A genome can be thought of as a beaded string, with each bead representing a gene. Reporting in Nature Methods, Jennifer Phillips-Cremins, an assistant professor in Penn Engineering’s Department of Bioengineering, led a team in using light to force both ends of that string together, folding it into specific shapes so that certain genes are in direct physical contact with each other. By controlling which genes are touching, Phillips-Cremins and colleagues hope to determine how different configurations lead to different combinations of genes that are expressed in the body.
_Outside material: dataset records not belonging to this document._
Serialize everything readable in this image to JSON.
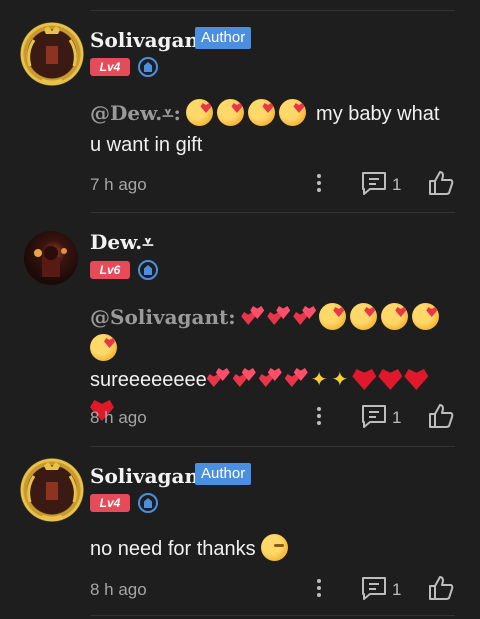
{
  "comments": [
    {
      "name": "Solivagant",
      "author_label": "Author",
      "level": "Lv4",
      "mention": "@Dew.⩡:",
      "text_line": "my baby what",
      "text_line2": "u want in gift",
      "time": "7 h ago",
      "reply_count": "1"
    },
    {
      "name": "Dew.⩡",
      "level": "Lv6",
      "mention": "@Solivagant:",
      "text_main": "sureeeeeeee",
      "time": "8 h ago",
      "reply_count": "1"
    },
    {
      "name": "Solivagant",
      "author_label": "Author",
      "level": "Lv4",
      "text": "no need for thanks",
      "time": "8 h ago",
      "reply_count": "1"
    }
  ],
  "icons": {
    "more": "more-vertical-icon",
    "reply": "comment-icon",
    "like": "thumbs-up-icon",
    "verified": "verified-shield-icon"
  },
  "colors": {
    "author_badge": "#4a8fe0",
    "level_badge": "#e64b5a",
    "background": "#1e1e1e"
  }
}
This field of genomic shape manipulation is known as “3D Epigenetics,” and Phillips-Cremins is one of the researchers at its forefront. Her team’s light-triggered folding method, known as light-activated dynamic looping (LADL), can fold genomes into specific loops in a matter of hours. The loops are temporary and can be easily undone. Since prior research from the Phillips-Cremins lab indicates that these looping mechanisms may play a role in some neurodevelopmental diseases, this speedy new folding tool may one day be of use in further research or even treatments.

“It is critical to understand the genome structure-function relationship on short timescales because the spatiotemporal regulation of gene expression is essential to faithful human development and because the mis-expression of genes often goes wrong in human disease,” Phillips-Cremins says. “The engineering of genome topology with light opens up new possibilities to understanding the cause-and-effect of this relationship. Moreover we anticipate that, over the long term, the use of light will allow us to target specific human tissues and even to control looping in specific neuron subtypes in the brain.”

Read more at Penn Engineering.